I last posted about Christensen when he wrote that, contrary to "free-market" dogma, competition and innovation in health care tend to drive prices up, not down.
Now he's saying that American business' relentless pursuit of profit is killing innovation…and our economy.
In a Forbes column, Christensen says U.S. business is going about things all wrong. And he blames "business school thinking" for it.
The way we measure profitability is misleading, he says. Because a company can make itself look more profitable simply by selling or scrapping assets and outsourcing everything, we're deliberately divesting ourselves of the know-how needed to make things (but just watch that stock price and the CEO's bonus shoot up!). And that's slowly strangling our economy and our tradition of innovation.
It's often said that Western science measures things that are easy to measure, not things that are important, and this is a prime case. Bean counters use "financial ratios" that are easy to calculate and can be applied to any industry, but may tell us little about the real impact on the greater economy. Christensen tells the story of a chipmaker in Taiwan, who remarked
You Americans measure profitability by a ratio. There’s a problem with that. No banks accept deposits denominated in ratios. The way we measure profitability is in ‘tons of money’. You use the return on assets ratio if cash is scarce. But if there is actually a lot of cash, then that is causing you to economize on something that is abundant.
Furthermore, the standard "Internal Rate of Return" measure used to evaluate a proposal to outsource manufacturing overseas fails to assign any value to things like the cost of the knowledge being lost, the cost of not being able to innovate in the future, or the cost of the company's current business being taken over by emerging competitors who can make a better product at lower cost.

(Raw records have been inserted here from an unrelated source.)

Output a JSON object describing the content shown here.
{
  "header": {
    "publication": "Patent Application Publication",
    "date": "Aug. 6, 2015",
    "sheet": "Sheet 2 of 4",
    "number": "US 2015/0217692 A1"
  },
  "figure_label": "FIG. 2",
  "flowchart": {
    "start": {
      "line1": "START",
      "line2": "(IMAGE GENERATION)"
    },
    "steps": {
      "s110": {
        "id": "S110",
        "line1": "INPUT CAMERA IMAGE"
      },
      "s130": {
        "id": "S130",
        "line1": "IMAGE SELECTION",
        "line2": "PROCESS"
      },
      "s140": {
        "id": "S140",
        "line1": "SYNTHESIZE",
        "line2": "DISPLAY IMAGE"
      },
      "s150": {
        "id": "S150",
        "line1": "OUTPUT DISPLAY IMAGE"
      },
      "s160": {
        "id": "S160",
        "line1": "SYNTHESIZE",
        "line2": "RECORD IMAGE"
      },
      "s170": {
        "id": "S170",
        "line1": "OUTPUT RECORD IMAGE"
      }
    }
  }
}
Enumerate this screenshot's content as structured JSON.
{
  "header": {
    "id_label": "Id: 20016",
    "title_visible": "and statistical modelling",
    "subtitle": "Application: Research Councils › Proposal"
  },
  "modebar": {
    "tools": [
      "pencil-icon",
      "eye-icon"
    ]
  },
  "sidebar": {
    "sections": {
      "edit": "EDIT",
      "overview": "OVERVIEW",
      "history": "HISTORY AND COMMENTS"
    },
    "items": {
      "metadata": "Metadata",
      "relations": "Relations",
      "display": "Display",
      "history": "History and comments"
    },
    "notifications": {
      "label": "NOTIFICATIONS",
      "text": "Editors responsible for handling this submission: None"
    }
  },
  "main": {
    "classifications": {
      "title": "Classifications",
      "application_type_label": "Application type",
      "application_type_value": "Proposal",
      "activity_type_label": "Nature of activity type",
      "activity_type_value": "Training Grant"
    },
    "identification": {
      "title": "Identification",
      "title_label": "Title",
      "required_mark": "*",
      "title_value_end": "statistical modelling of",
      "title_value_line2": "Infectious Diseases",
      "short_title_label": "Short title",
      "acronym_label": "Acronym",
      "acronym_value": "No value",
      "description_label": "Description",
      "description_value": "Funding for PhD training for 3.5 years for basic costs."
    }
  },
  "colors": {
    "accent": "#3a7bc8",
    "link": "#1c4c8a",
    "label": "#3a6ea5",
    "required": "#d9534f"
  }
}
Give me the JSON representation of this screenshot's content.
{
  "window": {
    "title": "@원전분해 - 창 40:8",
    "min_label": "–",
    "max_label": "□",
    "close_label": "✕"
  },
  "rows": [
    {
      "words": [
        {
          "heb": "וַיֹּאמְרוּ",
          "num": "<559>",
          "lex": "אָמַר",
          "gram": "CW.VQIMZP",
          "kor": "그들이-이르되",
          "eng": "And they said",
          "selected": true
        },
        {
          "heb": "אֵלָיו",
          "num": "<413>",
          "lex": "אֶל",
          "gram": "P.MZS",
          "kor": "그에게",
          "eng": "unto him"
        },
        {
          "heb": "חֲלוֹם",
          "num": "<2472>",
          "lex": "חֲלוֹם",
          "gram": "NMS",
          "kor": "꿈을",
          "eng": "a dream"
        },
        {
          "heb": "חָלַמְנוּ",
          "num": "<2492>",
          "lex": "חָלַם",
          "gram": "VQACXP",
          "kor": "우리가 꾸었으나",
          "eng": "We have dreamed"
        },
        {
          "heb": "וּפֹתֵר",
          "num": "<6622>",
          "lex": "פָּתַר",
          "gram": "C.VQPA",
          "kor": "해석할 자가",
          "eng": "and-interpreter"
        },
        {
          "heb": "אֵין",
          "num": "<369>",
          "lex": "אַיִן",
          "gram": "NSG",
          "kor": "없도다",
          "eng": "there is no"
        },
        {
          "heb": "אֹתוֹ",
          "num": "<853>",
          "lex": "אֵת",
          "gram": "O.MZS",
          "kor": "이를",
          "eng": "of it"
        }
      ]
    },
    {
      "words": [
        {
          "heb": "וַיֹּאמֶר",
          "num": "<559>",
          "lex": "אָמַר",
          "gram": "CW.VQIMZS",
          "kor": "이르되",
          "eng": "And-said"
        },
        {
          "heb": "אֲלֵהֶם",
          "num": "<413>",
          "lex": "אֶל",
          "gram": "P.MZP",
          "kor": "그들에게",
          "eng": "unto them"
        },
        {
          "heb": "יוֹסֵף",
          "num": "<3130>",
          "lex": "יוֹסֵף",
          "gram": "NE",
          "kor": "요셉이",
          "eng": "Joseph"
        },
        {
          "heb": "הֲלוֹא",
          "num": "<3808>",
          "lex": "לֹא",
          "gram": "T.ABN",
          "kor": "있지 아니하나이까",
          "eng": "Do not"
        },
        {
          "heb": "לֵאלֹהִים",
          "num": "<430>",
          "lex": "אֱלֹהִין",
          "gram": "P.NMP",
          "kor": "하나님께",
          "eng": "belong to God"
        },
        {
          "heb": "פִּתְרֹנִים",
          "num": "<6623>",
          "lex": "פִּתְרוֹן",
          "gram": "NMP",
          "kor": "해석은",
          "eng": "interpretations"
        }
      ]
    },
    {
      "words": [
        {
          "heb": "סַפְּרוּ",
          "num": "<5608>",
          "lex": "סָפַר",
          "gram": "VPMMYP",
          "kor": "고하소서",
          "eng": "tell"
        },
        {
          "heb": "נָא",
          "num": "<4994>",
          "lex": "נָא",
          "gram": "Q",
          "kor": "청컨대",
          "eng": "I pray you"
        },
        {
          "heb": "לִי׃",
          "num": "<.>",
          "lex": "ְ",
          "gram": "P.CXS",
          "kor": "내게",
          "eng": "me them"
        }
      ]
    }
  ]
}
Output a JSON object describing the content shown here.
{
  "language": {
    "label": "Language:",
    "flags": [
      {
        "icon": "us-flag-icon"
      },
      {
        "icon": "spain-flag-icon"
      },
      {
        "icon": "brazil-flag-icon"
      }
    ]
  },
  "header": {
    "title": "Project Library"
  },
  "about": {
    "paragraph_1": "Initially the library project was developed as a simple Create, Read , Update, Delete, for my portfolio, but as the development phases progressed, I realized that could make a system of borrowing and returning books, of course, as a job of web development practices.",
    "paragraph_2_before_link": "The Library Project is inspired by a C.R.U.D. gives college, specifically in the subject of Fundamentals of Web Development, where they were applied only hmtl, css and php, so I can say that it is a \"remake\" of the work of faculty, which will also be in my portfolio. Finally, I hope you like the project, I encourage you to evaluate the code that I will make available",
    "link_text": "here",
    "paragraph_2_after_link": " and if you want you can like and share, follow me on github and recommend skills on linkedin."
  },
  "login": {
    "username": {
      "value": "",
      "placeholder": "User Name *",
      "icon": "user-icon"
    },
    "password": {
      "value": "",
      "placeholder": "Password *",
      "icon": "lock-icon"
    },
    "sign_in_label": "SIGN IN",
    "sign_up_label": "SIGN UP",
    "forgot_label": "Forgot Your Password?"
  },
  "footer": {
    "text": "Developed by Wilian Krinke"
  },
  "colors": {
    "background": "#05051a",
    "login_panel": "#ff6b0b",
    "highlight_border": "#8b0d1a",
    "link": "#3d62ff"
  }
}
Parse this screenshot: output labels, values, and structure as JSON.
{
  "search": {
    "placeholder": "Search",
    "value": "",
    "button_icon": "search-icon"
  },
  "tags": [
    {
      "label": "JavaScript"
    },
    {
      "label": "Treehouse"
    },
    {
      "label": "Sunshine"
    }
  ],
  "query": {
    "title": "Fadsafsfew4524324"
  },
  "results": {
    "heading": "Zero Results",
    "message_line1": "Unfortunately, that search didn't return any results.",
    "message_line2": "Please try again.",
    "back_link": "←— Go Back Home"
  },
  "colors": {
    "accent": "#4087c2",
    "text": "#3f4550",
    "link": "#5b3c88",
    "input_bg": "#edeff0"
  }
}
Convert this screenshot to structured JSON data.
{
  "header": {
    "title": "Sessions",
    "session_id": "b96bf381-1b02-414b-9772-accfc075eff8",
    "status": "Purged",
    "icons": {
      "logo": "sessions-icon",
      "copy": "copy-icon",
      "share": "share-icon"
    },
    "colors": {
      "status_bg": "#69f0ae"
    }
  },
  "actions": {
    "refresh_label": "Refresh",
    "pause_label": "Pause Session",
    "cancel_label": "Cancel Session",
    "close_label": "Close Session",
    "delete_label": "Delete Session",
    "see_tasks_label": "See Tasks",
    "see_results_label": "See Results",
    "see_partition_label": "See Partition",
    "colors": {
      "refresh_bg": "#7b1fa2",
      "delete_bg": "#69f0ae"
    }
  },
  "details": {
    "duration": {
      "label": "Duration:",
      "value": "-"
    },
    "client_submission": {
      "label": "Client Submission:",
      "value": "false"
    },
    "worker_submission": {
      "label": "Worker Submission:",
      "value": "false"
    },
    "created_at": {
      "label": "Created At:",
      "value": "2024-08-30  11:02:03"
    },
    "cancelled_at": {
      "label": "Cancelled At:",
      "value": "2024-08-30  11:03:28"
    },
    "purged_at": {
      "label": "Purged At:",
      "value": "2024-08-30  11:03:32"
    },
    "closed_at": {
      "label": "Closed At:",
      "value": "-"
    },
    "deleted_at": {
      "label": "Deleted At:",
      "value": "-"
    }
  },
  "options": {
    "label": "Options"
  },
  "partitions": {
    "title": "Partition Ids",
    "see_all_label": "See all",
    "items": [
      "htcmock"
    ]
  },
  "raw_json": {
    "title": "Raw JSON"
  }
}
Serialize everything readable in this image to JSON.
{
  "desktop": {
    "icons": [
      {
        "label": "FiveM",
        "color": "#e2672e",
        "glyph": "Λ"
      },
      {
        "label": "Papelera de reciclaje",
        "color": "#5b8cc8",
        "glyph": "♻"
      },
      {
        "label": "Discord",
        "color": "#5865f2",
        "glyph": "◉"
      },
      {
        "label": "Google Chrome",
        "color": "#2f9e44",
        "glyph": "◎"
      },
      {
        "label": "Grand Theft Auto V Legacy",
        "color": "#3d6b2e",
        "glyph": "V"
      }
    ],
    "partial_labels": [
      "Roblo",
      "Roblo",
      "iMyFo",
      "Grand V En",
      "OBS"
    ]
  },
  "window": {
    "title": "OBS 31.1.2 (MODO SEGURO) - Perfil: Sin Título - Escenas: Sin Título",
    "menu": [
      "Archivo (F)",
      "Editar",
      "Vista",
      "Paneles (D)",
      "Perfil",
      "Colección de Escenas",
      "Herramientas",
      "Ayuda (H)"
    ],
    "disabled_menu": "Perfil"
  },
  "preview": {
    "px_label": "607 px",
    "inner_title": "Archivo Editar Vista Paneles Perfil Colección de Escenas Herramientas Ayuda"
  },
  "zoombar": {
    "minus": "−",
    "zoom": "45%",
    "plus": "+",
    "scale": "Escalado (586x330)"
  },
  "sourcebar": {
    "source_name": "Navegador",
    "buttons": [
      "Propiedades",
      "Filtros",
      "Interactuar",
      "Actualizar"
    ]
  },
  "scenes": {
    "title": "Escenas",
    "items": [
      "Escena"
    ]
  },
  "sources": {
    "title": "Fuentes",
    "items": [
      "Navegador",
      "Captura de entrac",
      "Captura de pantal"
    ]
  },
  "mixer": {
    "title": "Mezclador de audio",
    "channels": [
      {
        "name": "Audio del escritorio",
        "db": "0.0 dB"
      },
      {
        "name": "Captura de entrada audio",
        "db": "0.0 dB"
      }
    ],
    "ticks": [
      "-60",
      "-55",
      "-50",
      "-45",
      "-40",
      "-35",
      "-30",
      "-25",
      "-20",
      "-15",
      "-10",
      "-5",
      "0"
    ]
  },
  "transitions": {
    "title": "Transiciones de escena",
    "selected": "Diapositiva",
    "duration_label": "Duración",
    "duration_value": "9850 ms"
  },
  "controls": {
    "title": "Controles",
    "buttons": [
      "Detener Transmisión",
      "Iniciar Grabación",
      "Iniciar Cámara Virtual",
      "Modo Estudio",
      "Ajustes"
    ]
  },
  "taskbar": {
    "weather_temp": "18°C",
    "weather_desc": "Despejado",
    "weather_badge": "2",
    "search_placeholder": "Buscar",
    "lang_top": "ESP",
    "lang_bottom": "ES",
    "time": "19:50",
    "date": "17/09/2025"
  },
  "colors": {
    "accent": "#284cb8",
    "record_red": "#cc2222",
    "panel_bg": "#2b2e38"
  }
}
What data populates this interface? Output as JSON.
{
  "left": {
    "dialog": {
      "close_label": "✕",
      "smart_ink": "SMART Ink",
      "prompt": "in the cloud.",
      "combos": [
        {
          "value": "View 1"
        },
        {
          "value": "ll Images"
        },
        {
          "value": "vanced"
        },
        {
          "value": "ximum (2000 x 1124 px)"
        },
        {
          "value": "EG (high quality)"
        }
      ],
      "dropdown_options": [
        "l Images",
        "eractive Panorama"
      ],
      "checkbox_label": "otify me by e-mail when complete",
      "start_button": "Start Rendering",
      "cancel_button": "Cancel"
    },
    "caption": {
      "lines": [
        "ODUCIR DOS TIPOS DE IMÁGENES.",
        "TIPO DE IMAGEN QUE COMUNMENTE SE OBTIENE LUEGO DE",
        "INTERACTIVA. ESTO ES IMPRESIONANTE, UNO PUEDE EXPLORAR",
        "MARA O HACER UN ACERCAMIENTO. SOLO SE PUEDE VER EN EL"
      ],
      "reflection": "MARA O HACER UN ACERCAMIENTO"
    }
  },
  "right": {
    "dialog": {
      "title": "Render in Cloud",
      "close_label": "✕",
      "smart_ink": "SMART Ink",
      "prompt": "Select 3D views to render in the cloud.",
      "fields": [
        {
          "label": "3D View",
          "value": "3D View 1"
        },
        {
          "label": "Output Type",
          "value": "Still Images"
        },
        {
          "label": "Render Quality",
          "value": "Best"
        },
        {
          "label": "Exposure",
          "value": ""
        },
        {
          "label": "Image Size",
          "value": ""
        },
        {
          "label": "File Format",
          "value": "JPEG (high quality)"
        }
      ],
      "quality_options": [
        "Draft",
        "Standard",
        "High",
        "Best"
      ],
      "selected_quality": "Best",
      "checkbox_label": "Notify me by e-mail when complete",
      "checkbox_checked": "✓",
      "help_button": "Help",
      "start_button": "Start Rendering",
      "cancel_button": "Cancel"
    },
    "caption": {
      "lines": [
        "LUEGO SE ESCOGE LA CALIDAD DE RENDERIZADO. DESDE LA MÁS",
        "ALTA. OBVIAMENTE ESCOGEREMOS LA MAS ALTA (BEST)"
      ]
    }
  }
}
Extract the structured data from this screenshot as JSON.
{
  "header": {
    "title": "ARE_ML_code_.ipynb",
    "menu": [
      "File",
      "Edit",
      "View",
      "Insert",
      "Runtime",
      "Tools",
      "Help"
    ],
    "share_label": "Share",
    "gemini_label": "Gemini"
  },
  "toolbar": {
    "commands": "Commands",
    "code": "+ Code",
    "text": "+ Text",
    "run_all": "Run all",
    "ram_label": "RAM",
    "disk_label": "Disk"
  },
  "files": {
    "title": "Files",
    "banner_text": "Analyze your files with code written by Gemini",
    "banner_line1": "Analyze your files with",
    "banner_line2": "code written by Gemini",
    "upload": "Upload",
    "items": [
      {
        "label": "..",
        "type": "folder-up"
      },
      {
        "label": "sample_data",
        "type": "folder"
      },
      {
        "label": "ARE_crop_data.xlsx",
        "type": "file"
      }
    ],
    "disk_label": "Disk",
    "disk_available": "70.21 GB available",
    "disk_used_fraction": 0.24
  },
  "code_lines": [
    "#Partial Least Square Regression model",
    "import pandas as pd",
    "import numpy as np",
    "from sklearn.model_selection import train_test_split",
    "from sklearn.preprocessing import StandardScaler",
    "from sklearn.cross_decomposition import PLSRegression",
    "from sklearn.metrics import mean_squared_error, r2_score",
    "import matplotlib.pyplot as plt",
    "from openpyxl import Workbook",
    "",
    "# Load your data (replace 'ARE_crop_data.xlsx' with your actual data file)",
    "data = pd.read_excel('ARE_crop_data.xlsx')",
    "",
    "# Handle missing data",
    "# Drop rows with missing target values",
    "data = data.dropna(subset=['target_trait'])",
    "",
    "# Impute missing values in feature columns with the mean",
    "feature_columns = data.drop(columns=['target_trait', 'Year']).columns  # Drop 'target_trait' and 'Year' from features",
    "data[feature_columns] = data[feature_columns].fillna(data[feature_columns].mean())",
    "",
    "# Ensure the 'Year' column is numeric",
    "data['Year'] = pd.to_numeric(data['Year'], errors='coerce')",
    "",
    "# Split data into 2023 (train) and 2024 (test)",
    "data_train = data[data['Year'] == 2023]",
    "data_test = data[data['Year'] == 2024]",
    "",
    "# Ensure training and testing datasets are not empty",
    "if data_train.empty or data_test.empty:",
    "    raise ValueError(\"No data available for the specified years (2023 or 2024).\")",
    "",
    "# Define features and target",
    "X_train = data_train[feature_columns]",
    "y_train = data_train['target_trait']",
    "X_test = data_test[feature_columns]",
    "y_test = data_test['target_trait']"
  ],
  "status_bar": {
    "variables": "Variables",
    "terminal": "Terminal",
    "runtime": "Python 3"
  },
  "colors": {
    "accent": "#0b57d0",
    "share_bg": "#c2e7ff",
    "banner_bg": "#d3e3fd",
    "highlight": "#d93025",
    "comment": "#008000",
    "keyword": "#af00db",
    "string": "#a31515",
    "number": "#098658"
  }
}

I encourage you to read the whole column. It's yet another cautionary tale about the true cost of hollowing out our economy and shipping our jobs overseas.
There's also a video of an excellent talk by Christensen here.